Problem
Your response should be the complete set of records, reproduced exactly.
============================================================
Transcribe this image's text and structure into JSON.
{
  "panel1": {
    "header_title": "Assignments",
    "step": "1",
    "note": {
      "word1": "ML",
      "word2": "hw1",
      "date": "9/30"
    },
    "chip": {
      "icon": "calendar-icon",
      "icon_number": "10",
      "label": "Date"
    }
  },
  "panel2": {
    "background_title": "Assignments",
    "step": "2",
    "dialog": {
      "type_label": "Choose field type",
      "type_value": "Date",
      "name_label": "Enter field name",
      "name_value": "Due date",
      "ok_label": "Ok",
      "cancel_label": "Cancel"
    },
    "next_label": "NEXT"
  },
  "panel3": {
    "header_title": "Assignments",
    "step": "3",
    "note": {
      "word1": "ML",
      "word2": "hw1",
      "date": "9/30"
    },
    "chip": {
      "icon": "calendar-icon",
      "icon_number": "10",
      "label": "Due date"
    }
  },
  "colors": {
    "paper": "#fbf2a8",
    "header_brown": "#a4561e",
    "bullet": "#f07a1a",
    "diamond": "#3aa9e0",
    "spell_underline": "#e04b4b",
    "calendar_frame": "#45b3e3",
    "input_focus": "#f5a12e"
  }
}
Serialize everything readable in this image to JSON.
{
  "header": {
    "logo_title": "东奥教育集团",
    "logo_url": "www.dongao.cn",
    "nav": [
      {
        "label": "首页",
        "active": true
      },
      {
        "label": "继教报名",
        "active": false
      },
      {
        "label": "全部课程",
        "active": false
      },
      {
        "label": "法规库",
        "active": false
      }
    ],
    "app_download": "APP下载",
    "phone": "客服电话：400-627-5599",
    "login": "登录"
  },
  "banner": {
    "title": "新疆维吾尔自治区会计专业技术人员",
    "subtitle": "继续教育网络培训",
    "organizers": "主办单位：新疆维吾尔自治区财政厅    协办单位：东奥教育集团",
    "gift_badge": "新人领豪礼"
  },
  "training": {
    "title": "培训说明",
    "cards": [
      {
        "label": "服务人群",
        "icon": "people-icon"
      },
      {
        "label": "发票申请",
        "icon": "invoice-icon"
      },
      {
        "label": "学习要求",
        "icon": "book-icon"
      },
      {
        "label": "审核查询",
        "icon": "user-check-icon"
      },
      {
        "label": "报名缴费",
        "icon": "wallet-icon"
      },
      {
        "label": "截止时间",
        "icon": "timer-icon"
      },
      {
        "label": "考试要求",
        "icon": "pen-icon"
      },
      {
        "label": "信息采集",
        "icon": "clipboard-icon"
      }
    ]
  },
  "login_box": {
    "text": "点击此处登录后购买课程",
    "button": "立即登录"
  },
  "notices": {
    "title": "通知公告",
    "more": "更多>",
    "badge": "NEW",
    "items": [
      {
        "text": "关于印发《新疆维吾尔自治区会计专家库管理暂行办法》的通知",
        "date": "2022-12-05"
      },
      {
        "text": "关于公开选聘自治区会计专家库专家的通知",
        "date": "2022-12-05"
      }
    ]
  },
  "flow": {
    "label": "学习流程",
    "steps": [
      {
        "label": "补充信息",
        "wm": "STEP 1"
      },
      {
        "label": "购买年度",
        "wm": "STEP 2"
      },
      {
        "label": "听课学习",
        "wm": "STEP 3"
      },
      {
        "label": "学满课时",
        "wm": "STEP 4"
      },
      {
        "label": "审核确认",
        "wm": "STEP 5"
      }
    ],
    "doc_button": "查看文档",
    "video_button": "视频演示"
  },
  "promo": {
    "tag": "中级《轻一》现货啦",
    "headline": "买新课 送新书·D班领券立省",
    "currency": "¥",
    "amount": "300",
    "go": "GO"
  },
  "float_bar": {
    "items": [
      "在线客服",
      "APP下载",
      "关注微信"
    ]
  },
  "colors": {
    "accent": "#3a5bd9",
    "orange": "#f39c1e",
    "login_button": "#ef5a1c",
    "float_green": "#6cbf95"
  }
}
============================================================
Answer box
Transcribe this image's text and structure into JSON.
{
  "panel1": {
    "header_title": "Assignments",
    "step": "1",
    "note": {
      "word1": "ML",
      "word2": "hw1",
      "date": "9/30"
    },
    "chip": {
      "icon": "calendar-icon",
      "icon_number": "10",
      "label": "Date"
    }
  },
  "panel2": {
    "background_title": "Assignments",
    "step": "2",
    "dialog": {
      "type_label": "Choose field type",
      "type_value": "Date",
      "name_label": "Enter field name",
      "name_value": "Due date",
      "ok_label": "Ok",
      "cancel_label": "Cancel"
    },
    "next_label": "NEXT"
  },
  "panel3": {
    "header_title": "Assignments",
    "step": "3",
    "note": {
      "word1": "ML",
      "word2": "hw1",
      "date": "9/30"
    },
    "chip": {
      "icon": "calendar-icon",
      "icon_number": "10",
      "label": "Due date"
    }
  },
  "colors": {
    "paper": "#fbf2a8",
    "header_brown": "#a4561e",
    "bullet": "#f07a1a",
    "diamond": "#3aa9e0",
    "spell_underline": "#e04b4b",
    "calendar_frame": "#45b3e3",
    "input_focus": "#f5a12e"
  }
}
Serialize everything readable in this image to JSON.
{
  "header": {
    "logo_title": "东奥教育集团",
    "logo_url": "www.dongao.cn",
    "nav": [
      {
        "label": "首页",
        "active": true
      },
      {
        "label": "继教报名",
        "active": false
      },
      {
        "label": "全部课程",
        "active": false
      },
      {
        "label": "法规库",
        "active": false
      }
    ],
    "app_download": "APP下载",
    "phone": "客服电话：400-627-5599",
    "login": "登录"
  },
  "banner": {
    "title": "新疆维吾尔自治区会计专业技术人员",
    "subtitle": "继续教育网络培训",
    "organizers": "主办单位：新疆维吾尔自治区财政厅    协办单位：东奥教育集团",
    "gift_badge": "新人领豪礼"
  },
  "training": {
    "title": "培训说明",
    "cards": [
      {
        "label": "服务人群",
        "icon": "people-icon"
      },
      {
        "label": "发票申请",
        "icon": "invoice-icon"
      },
      {
        "label": "学习要求",
        "icon": "book-icon"
      },
      {
        "label": "审核查询",
        "icon": "user-check-icon"
      },
      {
        "label": "报名缴费",
        "icon": "wallet-icon"
      },
      {
        "label": "截止时间",
        "icon": "timer-icon"
      },
      {
        "label": "考试要求",
        "icon": "pen-icon"
      },
      {
        "label": "信息采集",
        "icon": "clipboard-icon"
      }
    ]
  },
  "login_box": {
    "text": "点击此处登录后购买课程",
    "button": "立即登录"
  },
  "notices": {
    "title": "通知公告",
    "more": "更多>",
    "badge": "NEW",
    "items": [
      {
        "text": "关于印发《新疆维吾尔自治区会计专家库管理暂行办法》的通知",
        "date": "2022-12-05"
      },
      {
        "text": "关于公开选聘自治区会计专家库专家的通知",
        "date": "2022-12-05"
      }
    ]
  },
  "flow": {
    "label": "学习流程",
    "steps": [
      {
        "label": "补充信息",
        "wm": "STEP 1"
      },
      {
        "label": "购买年度",
        "wm": "STEP 2"
      },
      {
        "label": "听课学习",
        "wm": "STEP 3"
      },
      {
        "label": "学满课时",
        "wm": "STEP 4"
      },
      {
        "label": "审核确认",
        "wm": "STEP 5"
      }
    ],
    "doc_button": "查看文档",
    "video_button": "视频演示"
  },
  "promo": {
    "tag": "中级《轻一》现货啦",
    "headline": "买新课 送新书·D班领券立省",
    "currency": "¥",
    "amount": "300",
    "go": "GO"
  },
  "float_bar": {
    "items": [
      "在线客服",
      "APP下载",
      "关注微信"
    ]
  },
  "colors": {
    "accent": "#3a5bd9",
    "orange": "#f39c1e",
    "login_button": "#ef5a1c",
    "float_green": "#6cbf95"
  }
}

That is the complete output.